The Roman baths were as much a focal point for social interaction as they were for health and exercise and they were very complex and expensive to build. We experiened the health part in Baden-Baden, but the baths in the modern world are no longer social centers.
The Baths were being built for the Emperor, so when he moved away, the expense was no longer justified. Years later, the Imperial Baths were completed as a military barracks, but they fell into ruin after the romans left in the later 400s.
Here are the ruins, to the extent they are above ground:
But the truly amazing part was all underground. The tunnels seemed to go on forever. This underground part was where all the plumbing, heating and sewage activities were to take place to keep the baths working.
And the construction techniques were truly amazing. Look at how they built the arches and how they alternated bricks with stone.

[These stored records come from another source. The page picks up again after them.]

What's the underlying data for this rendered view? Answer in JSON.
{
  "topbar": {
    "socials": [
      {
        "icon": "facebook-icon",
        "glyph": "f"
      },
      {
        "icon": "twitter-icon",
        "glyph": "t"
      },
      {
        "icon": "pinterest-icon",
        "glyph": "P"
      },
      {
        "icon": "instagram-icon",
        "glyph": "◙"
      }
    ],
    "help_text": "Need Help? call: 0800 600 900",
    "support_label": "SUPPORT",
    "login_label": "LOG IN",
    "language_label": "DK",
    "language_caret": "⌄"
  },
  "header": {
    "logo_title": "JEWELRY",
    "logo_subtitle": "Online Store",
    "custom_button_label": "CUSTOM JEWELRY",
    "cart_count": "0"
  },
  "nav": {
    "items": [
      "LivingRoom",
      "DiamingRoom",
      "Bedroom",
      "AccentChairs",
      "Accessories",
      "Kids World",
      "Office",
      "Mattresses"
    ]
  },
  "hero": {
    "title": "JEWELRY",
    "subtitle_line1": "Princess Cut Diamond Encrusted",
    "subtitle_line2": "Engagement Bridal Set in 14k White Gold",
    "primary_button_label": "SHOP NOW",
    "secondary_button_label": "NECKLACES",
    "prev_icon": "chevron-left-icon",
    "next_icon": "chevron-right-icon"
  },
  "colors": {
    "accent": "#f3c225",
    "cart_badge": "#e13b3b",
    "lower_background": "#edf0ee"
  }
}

The ancient Romans had figured out how to make cement and concrete and they used it expertly.